EXERCISE DETAILS
Scan the records that follow, and whenever a line has the word "required", copy it.
━━━━━ TASK DATA ━━━━━
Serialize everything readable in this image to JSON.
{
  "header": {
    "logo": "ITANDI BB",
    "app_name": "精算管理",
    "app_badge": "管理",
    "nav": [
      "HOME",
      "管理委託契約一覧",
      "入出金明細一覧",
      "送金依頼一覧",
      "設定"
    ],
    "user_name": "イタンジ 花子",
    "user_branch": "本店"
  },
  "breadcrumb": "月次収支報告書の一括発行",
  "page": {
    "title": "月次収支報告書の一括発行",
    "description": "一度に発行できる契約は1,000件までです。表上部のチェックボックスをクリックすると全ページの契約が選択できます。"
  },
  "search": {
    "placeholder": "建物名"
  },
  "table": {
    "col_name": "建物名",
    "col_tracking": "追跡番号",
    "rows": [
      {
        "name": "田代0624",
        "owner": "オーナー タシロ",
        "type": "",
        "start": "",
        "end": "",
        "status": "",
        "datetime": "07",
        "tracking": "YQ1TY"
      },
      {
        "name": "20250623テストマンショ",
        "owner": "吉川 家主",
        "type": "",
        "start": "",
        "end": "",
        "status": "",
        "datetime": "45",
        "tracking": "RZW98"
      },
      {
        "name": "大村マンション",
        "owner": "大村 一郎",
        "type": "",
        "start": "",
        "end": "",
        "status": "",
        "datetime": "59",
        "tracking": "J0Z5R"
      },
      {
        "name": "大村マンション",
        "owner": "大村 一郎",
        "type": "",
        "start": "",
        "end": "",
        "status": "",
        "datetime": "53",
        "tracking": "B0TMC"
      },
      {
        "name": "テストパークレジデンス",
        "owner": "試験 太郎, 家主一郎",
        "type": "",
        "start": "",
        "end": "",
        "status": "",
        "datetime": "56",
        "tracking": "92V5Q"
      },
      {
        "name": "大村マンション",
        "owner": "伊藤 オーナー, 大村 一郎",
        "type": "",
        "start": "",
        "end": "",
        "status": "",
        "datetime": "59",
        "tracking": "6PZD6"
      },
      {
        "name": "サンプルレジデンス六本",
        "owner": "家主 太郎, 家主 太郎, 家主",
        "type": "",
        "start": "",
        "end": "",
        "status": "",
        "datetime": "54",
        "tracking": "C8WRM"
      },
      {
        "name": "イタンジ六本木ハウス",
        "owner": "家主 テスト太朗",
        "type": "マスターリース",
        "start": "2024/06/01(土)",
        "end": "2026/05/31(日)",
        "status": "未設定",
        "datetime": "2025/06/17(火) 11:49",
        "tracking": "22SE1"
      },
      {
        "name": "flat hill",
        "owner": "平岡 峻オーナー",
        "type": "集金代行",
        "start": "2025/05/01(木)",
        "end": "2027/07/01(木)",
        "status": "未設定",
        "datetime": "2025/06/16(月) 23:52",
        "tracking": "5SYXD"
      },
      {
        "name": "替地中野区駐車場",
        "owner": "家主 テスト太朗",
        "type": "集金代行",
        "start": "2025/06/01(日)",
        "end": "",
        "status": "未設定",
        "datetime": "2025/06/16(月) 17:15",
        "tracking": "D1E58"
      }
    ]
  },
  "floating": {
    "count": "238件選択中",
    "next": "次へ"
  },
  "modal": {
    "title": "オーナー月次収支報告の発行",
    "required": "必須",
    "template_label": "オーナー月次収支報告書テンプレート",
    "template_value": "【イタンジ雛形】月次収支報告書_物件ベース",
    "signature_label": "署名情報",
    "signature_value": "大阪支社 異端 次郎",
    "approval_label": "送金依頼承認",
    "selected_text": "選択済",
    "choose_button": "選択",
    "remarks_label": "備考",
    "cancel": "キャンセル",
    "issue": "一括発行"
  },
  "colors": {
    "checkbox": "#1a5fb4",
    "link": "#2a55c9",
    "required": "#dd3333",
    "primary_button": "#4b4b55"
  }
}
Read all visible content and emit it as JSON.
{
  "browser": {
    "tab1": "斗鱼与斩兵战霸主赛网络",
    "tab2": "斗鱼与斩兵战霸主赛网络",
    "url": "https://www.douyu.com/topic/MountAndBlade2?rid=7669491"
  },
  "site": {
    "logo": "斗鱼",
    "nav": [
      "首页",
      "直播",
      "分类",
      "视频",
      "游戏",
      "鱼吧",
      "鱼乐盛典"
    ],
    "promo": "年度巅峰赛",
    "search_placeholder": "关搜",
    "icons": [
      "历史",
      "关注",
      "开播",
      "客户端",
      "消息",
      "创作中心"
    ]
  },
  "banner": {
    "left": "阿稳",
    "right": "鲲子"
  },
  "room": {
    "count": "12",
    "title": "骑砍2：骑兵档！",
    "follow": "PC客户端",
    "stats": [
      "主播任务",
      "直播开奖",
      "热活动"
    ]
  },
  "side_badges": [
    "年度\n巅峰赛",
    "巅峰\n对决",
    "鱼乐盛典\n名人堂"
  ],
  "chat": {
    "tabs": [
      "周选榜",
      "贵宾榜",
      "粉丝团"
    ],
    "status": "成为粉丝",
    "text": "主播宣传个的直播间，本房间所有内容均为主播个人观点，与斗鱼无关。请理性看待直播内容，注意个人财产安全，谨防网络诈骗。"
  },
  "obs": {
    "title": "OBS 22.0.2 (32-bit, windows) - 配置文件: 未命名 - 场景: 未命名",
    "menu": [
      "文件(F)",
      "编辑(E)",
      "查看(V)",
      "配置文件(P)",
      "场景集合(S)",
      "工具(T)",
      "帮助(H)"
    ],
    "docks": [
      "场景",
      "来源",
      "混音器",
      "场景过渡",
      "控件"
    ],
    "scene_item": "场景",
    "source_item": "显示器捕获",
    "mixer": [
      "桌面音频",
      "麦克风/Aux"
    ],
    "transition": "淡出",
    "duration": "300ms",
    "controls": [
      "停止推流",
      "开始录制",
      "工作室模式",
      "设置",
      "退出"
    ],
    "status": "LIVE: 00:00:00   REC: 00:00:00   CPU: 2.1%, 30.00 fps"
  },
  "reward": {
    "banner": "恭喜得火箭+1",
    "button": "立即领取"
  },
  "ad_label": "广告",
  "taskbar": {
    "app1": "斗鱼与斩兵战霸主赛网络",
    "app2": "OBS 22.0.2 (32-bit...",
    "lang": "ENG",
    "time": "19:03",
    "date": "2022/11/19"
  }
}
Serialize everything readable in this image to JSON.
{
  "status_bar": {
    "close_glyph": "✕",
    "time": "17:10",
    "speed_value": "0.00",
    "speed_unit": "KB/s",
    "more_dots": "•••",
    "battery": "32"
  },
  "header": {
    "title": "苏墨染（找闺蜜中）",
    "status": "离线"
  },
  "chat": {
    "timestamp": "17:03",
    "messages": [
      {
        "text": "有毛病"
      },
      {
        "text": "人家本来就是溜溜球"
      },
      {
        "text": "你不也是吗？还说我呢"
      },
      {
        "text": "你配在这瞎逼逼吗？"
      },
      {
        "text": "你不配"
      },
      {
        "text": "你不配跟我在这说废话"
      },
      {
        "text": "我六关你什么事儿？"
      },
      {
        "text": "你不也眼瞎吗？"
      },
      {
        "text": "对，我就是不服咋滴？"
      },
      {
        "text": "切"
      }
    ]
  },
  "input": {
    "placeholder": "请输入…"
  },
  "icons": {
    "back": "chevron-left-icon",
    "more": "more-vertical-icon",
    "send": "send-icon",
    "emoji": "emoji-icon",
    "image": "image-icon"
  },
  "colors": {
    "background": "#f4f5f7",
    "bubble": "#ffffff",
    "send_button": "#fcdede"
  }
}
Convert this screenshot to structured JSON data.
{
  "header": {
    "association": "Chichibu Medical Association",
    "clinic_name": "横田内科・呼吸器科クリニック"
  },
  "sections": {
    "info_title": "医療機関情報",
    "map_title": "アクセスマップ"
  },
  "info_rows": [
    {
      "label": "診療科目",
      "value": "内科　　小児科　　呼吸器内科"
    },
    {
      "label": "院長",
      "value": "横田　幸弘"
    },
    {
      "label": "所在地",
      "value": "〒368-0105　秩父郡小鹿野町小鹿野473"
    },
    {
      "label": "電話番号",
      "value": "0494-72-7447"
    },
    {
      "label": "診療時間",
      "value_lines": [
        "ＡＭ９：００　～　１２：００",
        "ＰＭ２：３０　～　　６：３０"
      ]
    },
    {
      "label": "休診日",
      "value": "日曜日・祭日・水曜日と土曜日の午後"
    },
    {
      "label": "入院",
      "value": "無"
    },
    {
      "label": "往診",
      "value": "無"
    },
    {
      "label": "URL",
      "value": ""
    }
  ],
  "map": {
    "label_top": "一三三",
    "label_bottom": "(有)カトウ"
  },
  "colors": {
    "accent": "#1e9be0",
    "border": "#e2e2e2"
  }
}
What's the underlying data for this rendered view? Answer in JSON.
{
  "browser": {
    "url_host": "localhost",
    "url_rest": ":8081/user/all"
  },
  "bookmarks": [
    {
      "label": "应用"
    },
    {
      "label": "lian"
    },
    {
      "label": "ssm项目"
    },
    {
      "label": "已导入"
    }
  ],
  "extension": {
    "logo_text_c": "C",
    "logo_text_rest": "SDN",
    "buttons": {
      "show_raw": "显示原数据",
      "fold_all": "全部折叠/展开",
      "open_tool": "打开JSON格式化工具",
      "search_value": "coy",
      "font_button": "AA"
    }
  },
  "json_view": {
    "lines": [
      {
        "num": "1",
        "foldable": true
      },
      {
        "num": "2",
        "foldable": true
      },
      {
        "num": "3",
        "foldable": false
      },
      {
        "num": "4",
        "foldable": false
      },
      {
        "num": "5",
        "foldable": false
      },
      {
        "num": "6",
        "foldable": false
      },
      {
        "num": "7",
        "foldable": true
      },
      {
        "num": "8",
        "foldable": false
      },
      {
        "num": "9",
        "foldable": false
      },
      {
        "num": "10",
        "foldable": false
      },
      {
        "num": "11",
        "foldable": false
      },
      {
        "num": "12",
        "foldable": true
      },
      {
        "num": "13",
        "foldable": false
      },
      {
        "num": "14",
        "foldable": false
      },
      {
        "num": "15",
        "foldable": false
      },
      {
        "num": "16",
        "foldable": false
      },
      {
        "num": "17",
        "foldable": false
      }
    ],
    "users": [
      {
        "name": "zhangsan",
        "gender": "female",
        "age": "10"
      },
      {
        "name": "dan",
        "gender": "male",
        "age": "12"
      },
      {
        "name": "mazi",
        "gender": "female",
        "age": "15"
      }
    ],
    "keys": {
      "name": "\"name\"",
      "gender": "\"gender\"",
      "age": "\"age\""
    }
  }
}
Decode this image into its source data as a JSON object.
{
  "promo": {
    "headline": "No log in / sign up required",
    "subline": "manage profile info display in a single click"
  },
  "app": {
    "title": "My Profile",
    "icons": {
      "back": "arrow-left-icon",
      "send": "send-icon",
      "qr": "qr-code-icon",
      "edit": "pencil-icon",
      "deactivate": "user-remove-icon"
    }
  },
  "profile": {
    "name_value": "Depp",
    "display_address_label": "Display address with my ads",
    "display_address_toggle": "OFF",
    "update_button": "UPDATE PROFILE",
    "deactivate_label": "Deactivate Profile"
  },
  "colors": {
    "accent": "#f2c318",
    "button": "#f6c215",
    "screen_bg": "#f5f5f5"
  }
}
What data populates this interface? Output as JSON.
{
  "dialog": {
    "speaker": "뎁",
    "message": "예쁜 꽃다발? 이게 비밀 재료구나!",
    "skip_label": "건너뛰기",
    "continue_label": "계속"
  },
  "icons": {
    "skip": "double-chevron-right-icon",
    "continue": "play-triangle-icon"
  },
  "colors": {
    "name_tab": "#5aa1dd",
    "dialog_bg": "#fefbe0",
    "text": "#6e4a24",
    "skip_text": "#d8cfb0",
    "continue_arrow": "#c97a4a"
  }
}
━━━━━
PROBLEM SOLUTION
    "required": "必須",
    "required": "#dd3333",
    "headline": "No log in / sign up required",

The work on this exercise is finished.